As expected, the Ministry of Communications and Transportation (SCT) awarded a 20-year concession to operate and develop a high capacity fiber optic network that will provide an alternative backbone to the one provided by dominant telecom operator Telmex (and its sister company, cell phone operator America Movil). The winning consortium—and sole bidder—is owned in equal shares by Televisa, Telefonica, and Megacable. They will pay the government Ps. 884 million (just over the minimum price) for the ‘dark fiber’ network of state-owned utility company CFE, and plan to invest Ps. 1,400 million to build out and light up the network, which can carry voice, data, and video. Minister of Communications Juan Molinar said,
This will be a significant increase in the telecommunications infrastructure in our country, which will provide enormous benefits for telecommunications operators and, above all, for Mexican consumers…. This will increase competition, coverage, and convergence, the three ‘Cs’ that orient the public policies of the Government of President Calderón in the communications area.
Francisco Gil Diaz, the head of Telefonica in Mexico (and former Secretary of Finance) noted:
Among the many things that are lacking in this country, one is the lack of competition. The fact that [the existing] fiber optic network is under the control of one sole operator signifies that everyone else that participates in the telecommunications market has to accept the prices and conditions of service that this operator provides us. Now we will have competition, and this fiber network will be … available to everyone in the industry.
Congress recessed until September 1 without passing any of the pending reform proposals. (Universal 5/1, Reforma 5/1)
Political reform: President Calderón put forward his 10-point reform last December, followed by the PRI’s package in February, and a PRD version. All of these, plus others, languish in the legislative commissions without any consensus.
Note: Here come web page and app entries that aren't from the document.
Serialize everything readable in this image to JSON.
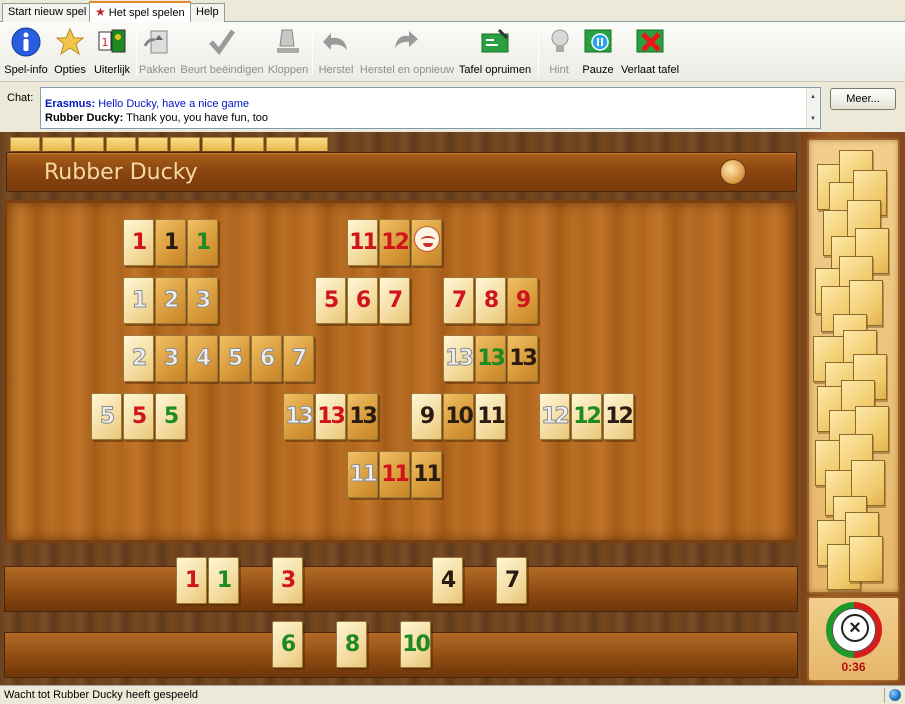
{
  "tabs": [
    {
      "label": "Start nieuw spel"
    },
    {
      "label": "Het spel spelen"
    },
    {
      "label": "Help"
    }
  ],
  "toolbar": {
    "spelinfo": "Spel-info",
    "opties": "Opties",
    "uiterlijk": "Uiterlijk",
    "pakken": "Pakken",
    "beurt": "Beurt beëindigen",
    "kloppen": "Kloppen",
    "herstel": "Herstel",
    "herstel_opnieuw": "Herstel en opnieuw",
    "tafel": "Tafel opruimen",
    "hint": "Hint",
    "pauze": "Pauze",
    "verlaat": "Verlaat tafel"
  },
  "chat": {
    "label": "Chat:",
    "messages": [
      {
        "name": "Erasmus:",
        "text": " Hello Ducky, have a nice game"
      },
      {
        "name": "Rubber Ducky:",
        "text": " Thank you, you have fun, too"
      }
    ],
    "more_button": "Meer..."
  },
  "game": {
    "player_name": "Rubber Ducky",
    "table_tiles": [
      {
        "n": "1",
        "c": "red"
      },
      {
        "n": "1",
        "c": "black"
      },
      {
        "n": "1",
        "c": "green"
      },
      {
        "n": "11",
        "c": "red"
      },
      {
        "n": "12",
        "c": "red"
      },
      {
        "n": "joker",
        "c": "red"
      },
      {
        "n": "1",
        "c": "white"
      },
      {
        "n": "2",
        "c": "white"
      },
      {
        "n": "3",
        "c": "white"
      },
      {
        "n": "5",
        "c": "red"
      },
      {
        "n": "6",
        "c": "red"
      },
      {
        "n": "7",
        "c": "red"
      },
      {
        "n": "7",
        "c": "red"
      },
      {
        "n": "8",
        "c": "red"
      },
      {
        "n": "9",
        "c": "red"
      },
      {
        "n": "2",
        "c": "white"
      },
      {
        "n": "3",
        "c": "white"
      },
      {
        "n": "4",
        "c": "white"
      },
      {
        "n": "5",
        "c": "white"
      },
      {
        "n": "6",
        "c": "white"
      },
      {
        "n": "7",
        "c": "white"
      },
      {
        "n": "13",
        "c": "white"
      },
      {
        "n": "13",
        "c": "green"
      },
      {
        "n": "13",
        "c": "black"
      },
      {
        "n": "5",
        "c": "white"
      },
      {
        "n": "5",
        "c": "red"
      },
      {
        "n": "5",
        "c": "green"
      },
      {
        "n": "13",
        "c": "white"
      },
      {
        "n": "13",
        "c": "red"
      },
      {
        "n": "13",
        "c": "black"
      },
      {
        "n": "9",
        "c": "black"
      },
      {
        "n": "10",
        "c": "black"
      },
      {
        "n": "11",
        "c": "black"
      },
      {
        "n": "12",
        "c": "white"
      },
      {
        "n": "12",
        "c": "green"
      },
      {
        "n": "12",
        "c": "black"
      },
      {
        "n": "11",
        "c": "white"
      },
      {
        "n": "11",
        "c": "red"
      },
      {
        "n": "11",
        "c": "black"
      }
    ],
    "rack_top": [
      {
        "n": "1",
        "c": "red"
      },
      {
        "n": "1",
        "c": "green"
      },
      {
        "n": "3",
        "c": "red"
      },
      {
        "n": "4",
        "c": "black"
      },
      {
        "n": "7",
        "c": "black"
      }
    ],
    "rack_bottom": [
      {
        "n": "6",
        "c": "green"
      },
      {
        "n": "8",
        "c": "green"
      },
      {
        "n": "10",
        "c": "green"
      }
    ],
    "timer": "0:36"
  },
  "status": {
    "text": "Wacht tot Rubber Ducky heeft gespeeld"
  }
}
Labor reform: Labor Secretary Javier Lozano proposed a comprehensive reform in March to make labor contracting rules more flexible and making unions more transparent and democratic. It is strongly supported by the business community. May Day marches by the major labor unions across the country attacked the proposed legislation, and neither house has yet voted. (Universal 5/2)
Fiscal reform: No specific proposals have been made public, despite widespread recognition that urgent change is needed on both the spending and revenue side of the budget.
New media law: The PAN and PRD congressional delegations proposed an integrated reform in mid-April, after the PRI tried to ram through a Televisa-drafted bill. Hearings will continue over the summer. (Universal 4/28)
National Security reform: The Senate approved a law 105-1-1 clarifying the procedures and standards for deploying the military in public safety (i.e., crime fighting) operations, while punting on the question of subjecting members of the military to civilian court jurisdiction for some crimes. The law as passed is believed to be strongly opposed by at least parts of the military. The Chamber did not bring it to a vote. (Universal 4/28, 5/3)
Competition law: A watered down version of the Government’s proposed law to strengthen the Federal Competition Commission and stiffen penalties for monopolistic practices was passed by the Chamber 386-15-2; the Senate has not acted. (Excelsior 4/30)
Human Rights law: A constitutional reform strengthening constitutional protection for human rights and giving the language in the Constitution and giving the National Human Rights Commission (CNDH) the power to investigate “grave violations of individual rights” passed the Senate in early April. The Chamber has not yet acted. (Universal 4/9)